Now, build common ground between you and your prospect. Talk about some of the ways that you can provide value for your prospect.
It could be something small like you both do podcast interviews to promote both of your businesses, or you happen to know some other good podcasters that might like to interview your prospect, and maybe you could introduce them.
As with most relationships, you don’t want to start it by talking about yourself and why your business or your products are the best. Don’t make it all about you – make it all about them.
You want your prospect to feel like they can open up to you about their biggest challenges – particularly the ones that your business can solve.
5. End With a Question (CTA)
One of the top mistakes people make before sending an email or publishing marketing content is ending it without a strong call to action (CTA).
A CTA doesn’t have to be a sales pitch, however. If you’re ranking organically in Google, your CTA might be an affiliate link. If you’re running PPC for a restaurant, your CTA might be a phone call to make a reservation.
In this case, it’s going to be a simple question. Ending your email with a question mark is going to compel your prospect to respond.
Especially after you started the email off with a compliment and spent the time building a strong rapport with your prospect.
Before you sign off your email, you’ll want to end it with a question. Consider one of the following or something similar that flows with the dialogue that you have started in your email.
- Is expanding your business a priority for you now?
- Is this something you’d be interested in learning more about?
- If this is something you’re interested in, how about a quick 30-minute chat tomorrow at 3pm EDT?
The key is striking a balance. You don’t want to ask a question that puts too much pressure on your prospect, making it an easy enough question to respond to in an email.
At the same time, you do want to ask a question that will help move your prospect into the next stage of their buyer’s journey and relationship with your business.
Some experts lean towards more specific calls to action, like the latter, to increase response rates. This changes your prospect’s mindset from possibly responding to sending a specific response of yes, no, or an alternative time.
Ideally, you will wrap up the body of the email and CTA question in under 200 words, according to data HubSpot found on the ideal length of a sales email.
This will also help increase your chances of response rate as it is a concise enough length for even the busiest prospect to read and reply to, even from their smartphones.
Cold email outreach can be really time consuming, especially when you have to process a bunch of emails at scale. Luckily, implementing the right email productivity strategies is a great way to maximize the ROI of your time.

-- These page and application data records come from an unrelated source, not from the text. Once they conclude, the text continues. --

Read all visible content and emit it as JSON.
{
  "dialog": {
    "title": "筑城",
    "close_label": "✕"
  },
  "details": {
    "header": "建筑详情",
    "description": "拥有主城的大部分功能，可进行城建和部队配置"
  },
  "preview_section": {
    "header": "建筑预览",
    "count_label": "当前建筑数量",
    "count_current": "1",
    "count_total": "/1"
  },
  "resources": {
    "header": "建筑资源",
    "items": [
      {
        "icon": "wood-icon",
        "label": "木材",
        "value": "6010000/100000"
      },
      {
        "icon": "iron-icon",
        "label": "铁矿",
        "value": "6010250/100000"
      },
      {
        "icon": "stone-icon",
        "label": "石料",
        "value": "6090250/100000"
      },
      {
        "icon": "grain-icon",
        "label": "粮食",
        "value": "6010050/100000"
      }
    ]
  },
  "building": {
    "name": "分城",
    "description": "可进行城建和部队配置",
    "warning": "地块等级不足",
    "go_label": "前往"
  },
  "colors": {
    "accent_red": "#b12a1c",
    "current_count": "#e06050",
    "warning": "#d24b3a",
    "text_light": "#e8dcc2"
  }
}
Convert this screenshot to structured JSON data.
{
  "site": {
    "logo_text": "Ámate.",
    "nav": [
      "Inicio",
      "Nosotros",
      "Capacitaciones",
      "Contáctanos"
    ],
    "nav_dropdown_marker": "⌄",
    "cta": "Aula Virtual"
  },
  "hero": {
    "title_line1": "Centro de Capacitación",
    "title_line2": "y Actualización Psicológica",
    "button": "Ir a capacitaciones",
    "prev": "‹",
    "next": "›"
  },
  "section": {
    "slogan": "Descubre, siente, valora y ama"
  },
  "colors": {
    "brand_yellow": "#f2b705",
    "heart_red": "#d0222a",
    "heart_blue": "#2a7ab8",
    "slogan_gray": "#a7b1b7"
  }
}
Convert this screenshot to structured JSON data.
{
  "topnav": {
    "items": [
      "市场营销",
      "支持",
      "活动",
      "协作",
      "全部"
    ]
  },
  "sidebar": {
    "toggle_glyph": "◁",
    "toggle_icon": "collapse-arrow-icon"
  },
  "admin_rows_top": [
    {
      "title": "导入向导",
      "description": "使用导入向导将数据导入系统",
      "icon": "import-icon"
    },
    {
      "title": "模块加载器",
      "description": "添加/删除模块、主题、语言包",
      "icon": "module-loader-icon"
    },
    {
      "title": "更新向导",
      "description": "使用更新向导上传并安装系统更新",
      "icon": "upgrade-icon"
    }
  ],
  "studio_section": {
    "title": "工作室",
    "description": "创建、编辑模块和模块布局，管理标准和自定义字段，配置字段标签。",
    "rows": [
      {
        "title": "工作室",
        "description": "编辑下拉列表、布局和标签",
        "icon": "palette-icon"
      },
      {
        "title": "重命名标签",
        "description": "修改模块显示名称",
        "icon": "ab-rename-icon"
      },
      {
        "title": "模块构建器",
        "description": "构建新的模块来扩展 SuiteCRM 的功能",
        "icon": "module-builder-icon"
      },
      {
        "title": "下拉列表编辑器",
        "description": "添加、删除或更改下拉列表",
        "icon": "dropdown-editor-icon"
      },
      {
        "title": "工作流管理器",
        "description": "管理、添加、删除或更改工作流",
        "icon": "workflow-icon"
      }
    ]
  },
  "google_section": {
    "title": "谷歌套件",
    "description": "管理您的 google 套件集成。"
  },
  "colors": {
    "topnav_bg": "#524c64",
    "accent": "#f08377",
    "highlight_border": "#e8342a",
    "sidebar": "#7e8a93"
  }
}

But before you worry about processing email replies, you need to get them in the first place!
Alright, you’ve used the 5 tips above and sent your emails. What’s the next best thing you can do to maximize reply rate?
Don’t expect your first email to be your last. Follow up messages typically receive the most responses, so if at first you don’t succeed, continue trying. It’s like sending follow-up texts and making follow-up calls – they’re required if you want results.
As with most email strategies, A/B testing works best. Play around with different subject lines to see which ones get the most CEOs to open their emails.
Try different CTAs to see which one leads to the most calls scheduled. Keep track of the number of follow-ups it takes to get a response.
Every business has to find the right formula that works with their unique selling points and personalities.
Once you find yours, you’ll begin to see positive ROI from your cold email outreach campaigns.